--- Data supplied ---

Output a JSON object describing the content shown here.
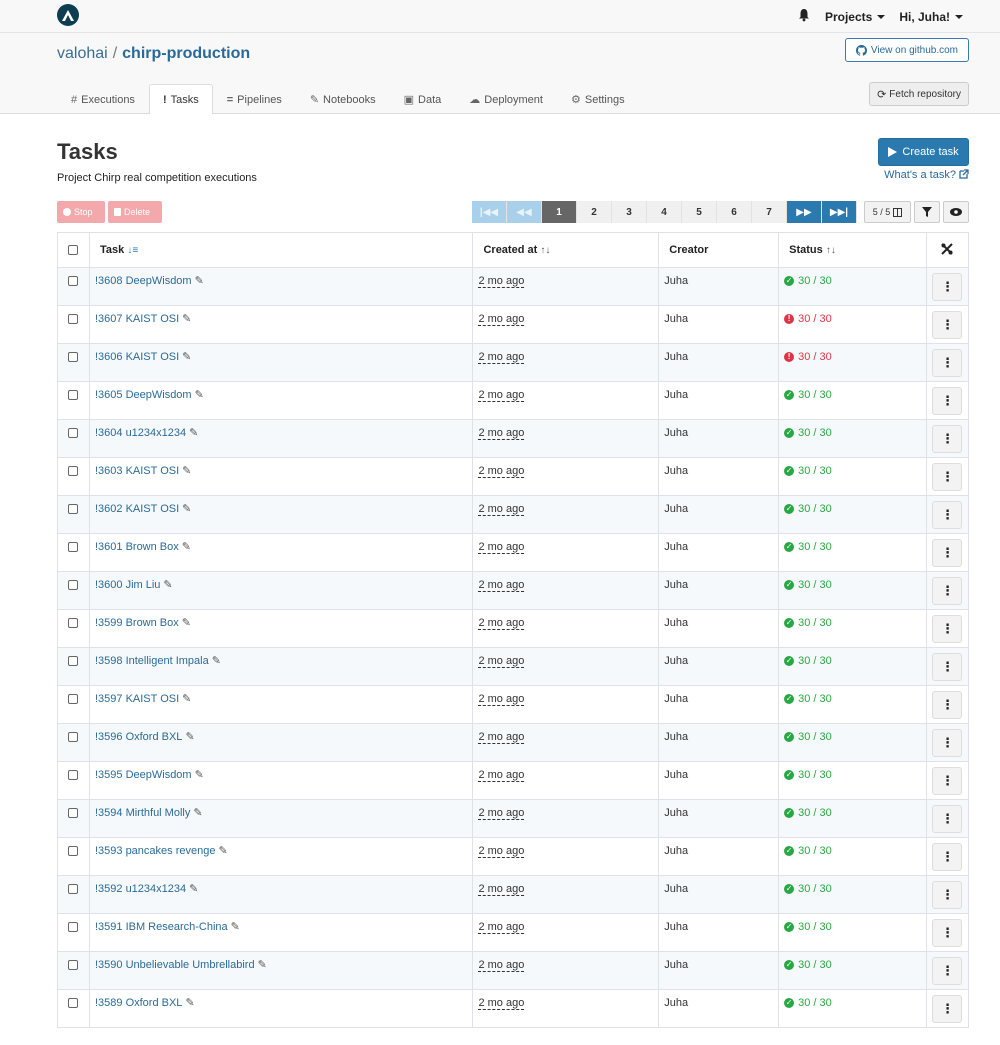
{
  "nav": {
    "projects": "Projects",
    "user": "Hi, Juha!"
  },
  "breadcrumb": {
    "owner": "valohai",
    "separator": "/",
    "project": "chirp-production"
  },
  "header": {
    "github_label": "View on github.com",
    "fetch_label": "Fetch repository"
  },
  "tabs": [
    {
      "icon": "#",
      "label": "Executions"
    },
    {
      "icon": "!",
      "label": "Tasks"
    },
    {
      "icon": "=",
      "label": "Pipelines"
    },
    {
      "icon": "✎",
      "label": "Notebooks"
    },
    {
      "icon": "▣",
      "label": "Data"
    },
    {
      "icon": "☁",
      "label": "Deployment"
    },
    {
      "icon": "⚙",
      "label": "Settings"
    }
  ],
  "page": {
    "title": "Tasks",
    "subtitle": "Project Chirp real competition executions",
    "create_label": "Create task",
    "help_label": "What's a task?"
  },
  "actions": {
    "stop": "Stop",
    "delete": "Delete"
  },
  "pager": {
    "pages": [
      "1",
      "2",
      "3",
      "4",
      "5",
      "6",
      "7"
    ],
    "current": "1",
    "columns": "5 / 5"
  },
  "table": {
    "headers": {
      "task": "Task",
      "created": "Created at",
      "creator": "Creator",
      "status": "Status"
    },
    "rows": [
      {
        "task": "!3608 DeepWisdom",
        "created": "2 mo ago",
        "creator": "Juha",
        "status": "30 / 30",
        "state": "ok"
      },
      {
        "task": "!3607 KAIST OSI",
        "created": "2 mo ago",
        "creator": "Juha",
        "status": "30 / 30",
        "state": "err"
      },
      {
        "task": "!3606 KAIST OSI",
        "created": "2 mo ago",
        "creator": "Juha",
        "status": "30 / 30",
        "state": "err"
      },
      {
        "task": "!3605 DeepWisdom",
        "created": "2 mo ago",
        "creator": "Juha",
        "status": "30 / 30",
        "state": "ok"
      },
      {
        "task": "!3604 u1234x1234",
        "created": "2 mo ago",
        "creator": "Juha",
        "status": "30 / 30",
        "state": "ok"
      },
      {
        "task": "!3603 KAIST OSI",
        "created": "2 mo ago",
        "creator": "Juha",
        "status": "30 / 30",
        "state": "ok"
      },
      {
        "task": "!3602 KAIST OSI",
        "created": "2 mo ago",
        "creator": "Juha",
        "status": "30 / 30",
        "state": "ok"
      },
      {
        "task": "!3601 Brown Box",
        "created": "2 mo ago",
        "creator": "Juha",
        "status": "30 / 30",
        "state": "ok"
      },
      {
        "task": "!3600 Jim Liu",
        "created": "2 mo ago",
        "creator": "Juha",
        "status": "30 / 30",
        "state": "ok"
      },
      {
        "task": "!3599 Brown Box",
        "created": "2 mo ago",
        "creator": "Juha",
        "status": "30 / 30",
        "state": "ok"
      },
      {
        "task": "!3598 Intelligent Impala",
        "created": "2 mo ago",
        "creator": "Juha",
        "status": "30 / 30",
        "state": "ok"
      },
      {
        "task": "!3597 KAIST OSI",
        "created": "2 mo ago",
        "creator": "Juha",
        "status": "30 / 30",
        "state": "ok"
      },
      {
        "task": "!3596 Oxford BXL",
        "created": "2 mo ago",
        "creator": "Juha",
        "status": "30 / 30",
        "state": "ok"
      },
      {
        "task": "!3595 DeepWisdom",
        "created": "2 mo ago",
        "creator": "Juha",
        "status": "30 / 30",
        "state": "ok"
      },
      {
        "task": "!3594 Mirthful Molly",
        "created": "2 mo ago",
        "creator": "Juha",
        "status": "30 / 30",
        "state": "ok"
      },
      {
        "task": "!3593 pancakes revenge",
        "created": "2 mo ago",
        "creator": "Juha",
        "status": "30 / 30",
        "state": "ok"
      },
      {
        "task": "!3592 u1234x1234",
        "created": "2 mo ago",
        "creator": "Juha",
        "status": "30 / 30",
        "state": "ok"
      },
      {
        "task": "!3591 IBM Research-China",
        "created": "2 mo ago",
        "creator": "Juha",
        "status": "30 / 30",
        "state": "ok"
      },
      {
        "task": "!3590 Unbelievable Umbrellabird",
        "created": "2 mo ago",
        "creator": "Juha",
        "status": "30 / 30",
        "state": "ok"
      },
      {
        "task": "!3589 Oxford BXL",
        "created": "2 mo ago",
        "creator": "Juha",
        "status": "30 / 30",
        "state": "ok"
      }
    ]
  },
  "colors": {
    "accent": "#2a7ab0",
    "success": "#28a745",
    "error": "#dc3545",
    "link": "#2a6a98"
  }
}
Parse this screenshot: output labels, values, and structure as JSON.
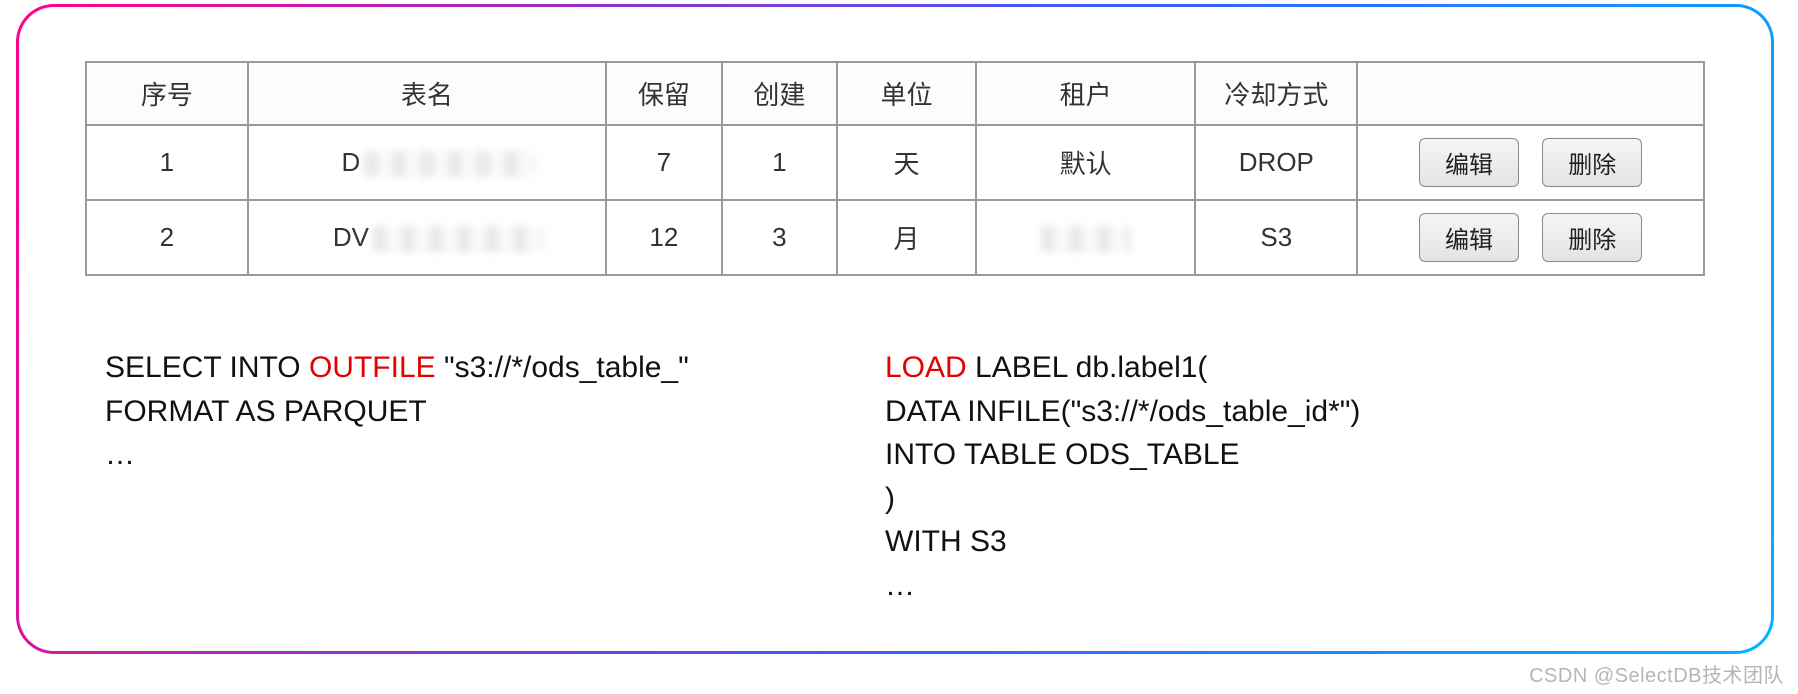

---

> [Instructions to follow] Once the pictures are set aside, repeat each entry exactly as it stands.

> [Solution below]
Output a JSON object describing the content shown here.
{
  "nav": {
    "projects": "Projects",
    "user": "Hi, Juha!"
  },
  "breadcrumb": {
    "owner": "valohai",
    "separator": "/",
    "project": "chirp-production"
  },
  "header": {
    "github_label": "View on github.com",
    "fetch_label": "Fetch repository"
  },
  "tabs": [
    {
      "icon": "#",
      "label": "Executions"
    },
    {
      "icon": "!",
      "label": "Tasks"
    },
    {
      "icon": "=",
      "label": "Pipelines"
    },
    {
      "icon": "✎",
      "label": "Notebooks"
    },
    {
      "icon": "▣",
      "label": "Data"
    },
    {
      "icon": "☁",
      "label": "Deployment"
    },
    {
      "icon": "⚙",
      "label": "Settings"
    }
  ],
  "page": {
    "title": "Tasks",
    "subtitle": "Project Chirp real competition executions",
    "create_label": "Create task",
    "help_label": "What's a task?"
  },
  "actions": {
    "stop": "Stop",
    "delete": "Delete"
  },
  "pager": {
    "pages": [
      "1",
      "2",
      "3",
      "4",
      "5",
      "6",
      "7"
    ],
    "current": "1",
    "columns": "5 / 5"
  },
  "table": {
    "headers": {
      "task": "Task",
      "created": "Created at",
      "creator": "Creator",
      "status": "Status"
    },
    "rows": [
      {
        "task": "!3608 DeepWisdom",
        "created": "2 mo ago",
        "creator": "Juha",
        "status": "30 / 30",
        "state": "ok"
      },
      {
        "task": "!3607 KAIST OSI",
        "created": "2 mo ago",
        "creator": "Juha",
        "status": "30 / 30",
        "state": "err"
      },
      {
        "task": "!3606 KAIST OSI",
        "created": "2 mo ago",
        "creator": "Juha",
        "status": "30 / 30",
        "state": "err"
      },
      {
        "task": "!3605 DeepWisdom",
        "created": "2 mo ago",
        "creator": "Juha",
        "status": "30 / 30",
        "state": "ok"
      },
      {
        "task": "!3604 u1234x1234",
        "created": "2 mo ago",
        "creator": "Juha",
        "status": "30 / 30",
        "state": "ok"
      },
      {
        "task": "!3603 KAIST OSI",
        "created": "2 mo ago",
        "creator": "Juha",
        "status": "30 / 30",
        "state": "ok"
      },
      {
        "task": "!3602 KAIST OSI",
        "created": "2 mo ago",
        "creator": "Juha",
        "status": "30 / 30",
        "state": "ok"
      },
      {
        "task": "!3601 Brown Box",
        "created": "2 mo ago",
        "creator": "Juha",
        "status": "30 / 30",
        "state": "ok"
      },
      {
        "task": "!3600 Jim Liu",
        "created": "2 mo ago",
        "creator": "Juha",
        "status": "30 / 30",
        "state": "ok"
      },
      {
        "task": "!3599 Brown Box",
        "created": "2 mo ago",
        "creator": "Juha",
        "status": "30 / 30",
        "state": "ok"
      },
      {
        "task": "!3598 Intelligent Impala",
        "created": "2 mo ago",
        "creator": "Juha",
        "status": "30 / 30",
        "state": "ok"
      },
      {
        "task": "!3597 KAIST OSI",
        "created": "2 mo ago",
        "creator": "Juha",
        "status": "30 / 30",
        "state": "ok"
      },
      {
        "task": "!3596 Oxford BXL",
        "created": "2 mo ago",
        "creator": "Juha",
        "status": "30 / 30",
        "state": "ok"
      },
      {
        "task": "!3595 DeepWisdom",
        "created": "2 mo ago",
        "creator": "Juha",
        "status": "30 / 30",
        "state": "ok"
      },
      {
        "task": "!3594 Mirthful Molly",
        "created": "2 mo ago",
        "creator": "Juha",
        "status": "30 / 30",
        "state": "ok"
      },
      {
        "task": "!3593 pancakes revenge",
        "created": "2 mo ago",
        "creator": "Juha",
        "status": "30 / 30",
        "state": "ok"
      },
      {
        "task": "!3592 u1234x1234",
        "created": "2 mo ago",
        "creator": "Juha",
        "status": "30 / 30",
        "state": "ok"
      },
      {
        "task": "!3591 IBM Research-China",
        "created": "2 mo ago",
        "creator": "Juha",
        "status": "30 / 30",
        "state": "ok"
      },
      {
        "task": "!3590 Unbelievable Umbrellabird",
        "created": "2 mo ago",
        "creator": "Juha",
        "status": "30 / 30",
        "state": "ok"
      },
      {
        "task": "!3589 Oxford BXL",
        "created": "2 mo ago",
        "creator": "Juha",
        "status": "30 / 30",
        "state": "ok"
      }
    ]
  },
  "colors": {
    "accent": "#2a7ab0",
    "success": "#28a745",
    "error": "#dc3545",
    "link": "#2a6a98"
  }
}
Parse this screenshot: output labels, values, and structure as JSON.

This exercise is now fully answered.